Blog
About

641
views
0
recommends
+1 Recommend
2 collections
    3
    shares
      • Record: found
      • Abstract: found
      • Article: found
      Is Open Access

      Utilising the ‘common third’ to enhance social work education

      Read this article at

      Bookmark
          There is no author summary for this article yet. Authors can add summaries to their articles on ScienceOpen to make them more accessible to a non-specialist audience.

          Abstract

          This article considers the utilisation of the common third to prepare social work students for practice by engaging with education in the broadest sense of the term ( Jackson and Cameron, 2011). Quality social work practitioners need fully developed reflective capacities to assist with the complex issues faced by individuals who experience marginalisation, discrimination, and inequality. In order to help develop autonomous and critical thinkers, which is of the utmost importance for social work, this article considers the value of the common third as part of the learning process. The common third, using activities to strengthen relationships, enhances social work practice and this article evaluates a three-day residential experience of outdoor pursuits in partnership with students, service users, practice educators, and teaching staff. This experience has been undertaken for several years at the University of West London, funded by the Education Support Grant from the Department of Health. Until now only anecdotal accounts were available; however, in 2018 staff sought written and verbal feedback from participants to assist in the writing of this article. This is based on the 2018 experience of 45 first-year social work students, six academic staff members, three service users, and two social work practice educators. The findings support the positive anecdotal accounts given to date and highlight the benefits of the common third in social work education.

          Related collections

          Most cited references 13

          • Record: found
          • Abstract: not found
          • Article: not found

          Fields and institutional strategy: Bourdieu on the relationship between higher education, inequality and society

            Bookmark
            • Record: found
            • Abstract: not found
            • Article: not found

            Reproduction and transformation of inequalities in schooling: the transformative potential of the theoretical constructs of Bourdieu

             Carmen Mills (2008)
              Bookmark
              • Record: found
              • Abstract: found
              • Article: found
              Is Open Access

              Social Pedagogy from a Scottish Perspective
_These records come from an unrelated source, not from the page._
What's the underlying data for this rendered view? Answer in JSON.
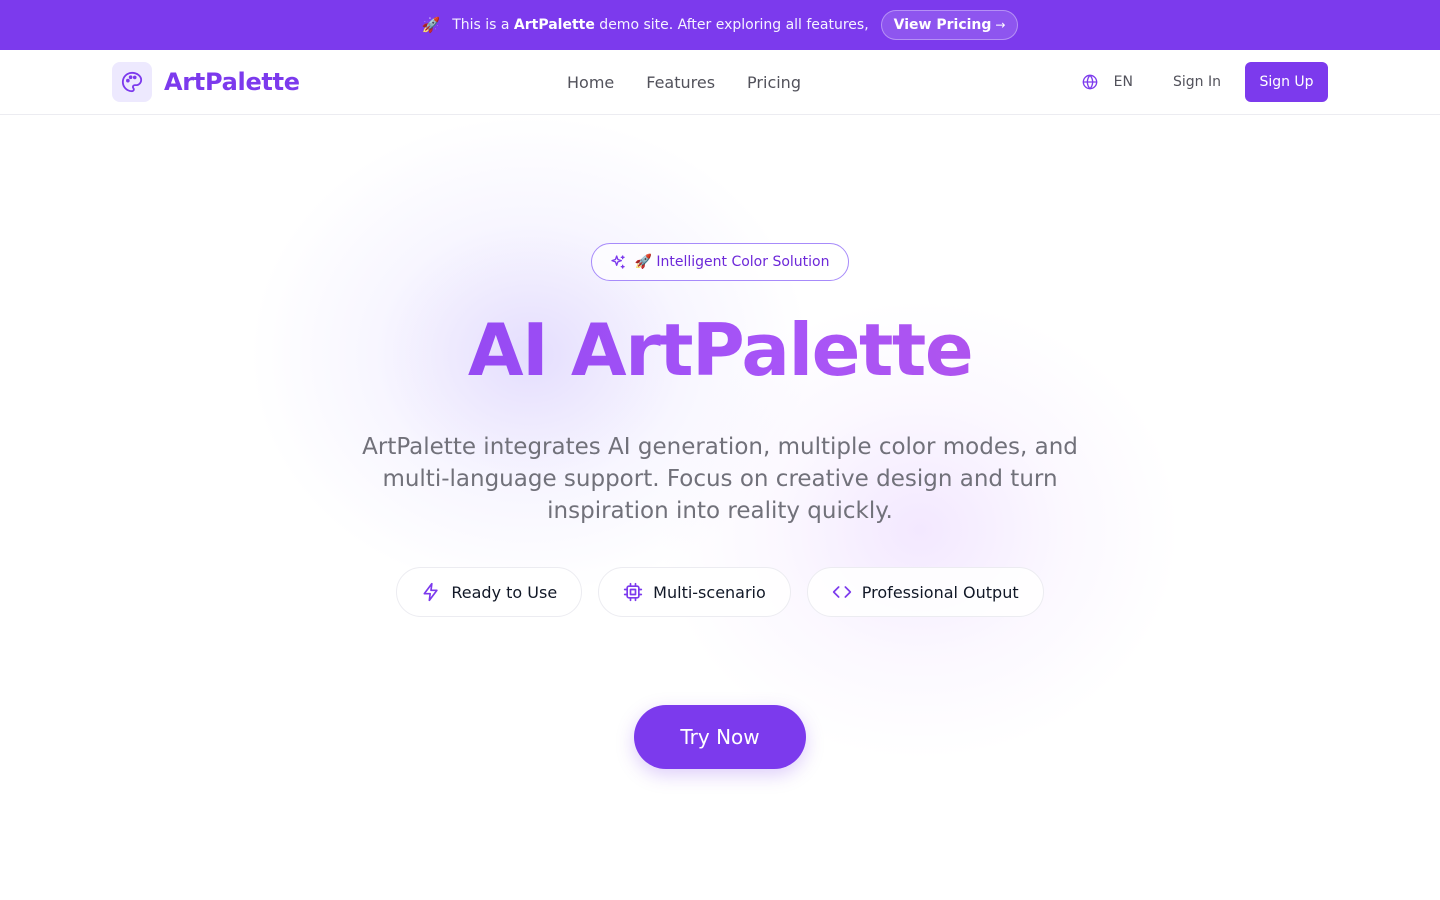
{
  "banner": {
    "icon": "rocket-icon",
    "text_before": "This is a ",
    "brand": "ArtPalette",
    "text_after": " demo site. After exploring all features,",
    "button_label": "View Pricing",
    "button_arrow": "→"
  },
  "header": {
    "logo_icon": "palette-icon",
    "logo_text": "ArtPalette",
    "nav": [
      "Home",
      "Features",
      "Pricing"
    ],
    "language": "EN",
    "sign_in": "Sign In",
    "sign_up": "Sign Up"
  },
  "hero": {
    "badge": "🚀 Intelligent Color Solution",
    "title": "AI ArtPalette",
    "subtitle": "ArtPalette integrates AI generation, multiple color modes, and multi-language support. Focus on creative design and turn inspiration into reality quickly.",
    "features": [
      {
        "label": "Ready to Use",
        "icon": "lightning-icon"
      },
      {
        "label": "Multi-scenario",
        "icon": "chip-icon"
      },
      {
        "label": "Professional Output",
        "icon": "code-icon"
      }
    ],
    "cta": "Try Now"
  },
  "colors": {
    "accent": "#7c3aed",
    "gradient_end": "#c04fd9"
  }
}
               Mark Smith (corresponding) (2012)
              There is growing interest across the UK around whether European models of social pedagogy might offer a conceptual framework within which to locate social care and social welfare work. Pilot programmes that seek to introduce and apply social pedagogical principles in practice settings are emerging, including in Scotland, where a joint BA run by The University of Aberdeen in conjunction with Camphill Schools was the first qualifying programme in social pedagogy in the UK. Many of these pockets of interest can seem only loosely connected to one another. ‘Scottish Conversations’, an initiative based around The University of Edinburgh, was conceived of to bring together practitioners, academics and policy makers with an interest in social pedagogy, to explore the possibilities and implications of introducing social pedagogical ways of working in Scotland. Considerable work has already been undertaken on this by the children’s charity ‘Children in Scotland’, supported by The Scottish Government. Our intention in this paper is to draw upon existing work and to encapsulate, within one document, key themes from the literature on social pedagogy, and to consider its relevance and possible application in a Scottish context. Specifically, we suggest that social pedagogy offers a means through which distinctively Scottish ideas around social welfare and education might be reframed in a way that resonates with current concerns about the role and direction of social work and social care more broadly. In this sense, we do not restrict our focus to areas of practice such as residential child care with which social pedagogy is most often associated, but consider its features to have relevance across a broad range of provision and professional groupings.
                Bookmark

                Author and article information

                Journal
                IJSP
                International Journal of Social Pedagogy
                UCL Press
                2051-5804
                17 April 2020
                : 9
                : 1
                Affiliations
                Independent Scholar, Hastings, UK; bourdieu09@ 123456icloud.com
                Article
                IJSP-9-6
                10.14324/111.444.ijsp.2020.v9.x.006
                © 2020, Elizabeth McCreadie.

                This is an open access article distributed under the terms of the Creative Commons Attribution License (CC BY) 4.0 https://creativecommons.org/licenses/by/4.0/, which permits unrestricted use, distribution and reproduction in any medium, provided the original author and source are credited • DOI: https://doi.org/10.14324/111.444.ijsp.2020.v9.x.006.

                Page count
                Pages: 11
                Categories
                Article
                Custom metadata
                McCreadie, E. (2020). Utilising the ‘common third’ to enhance social work education. International Journal of Social Pedagogy, 9( 1): 6. DOI: https://doi.org/10.14324/111.444.ijsp.2020.v9.x.006.

                Comments

                Comment on this article

                International Journal of Social Pedagogy
                Volume 9, Issue 1

                Similar content 75

                Most referenced authors 29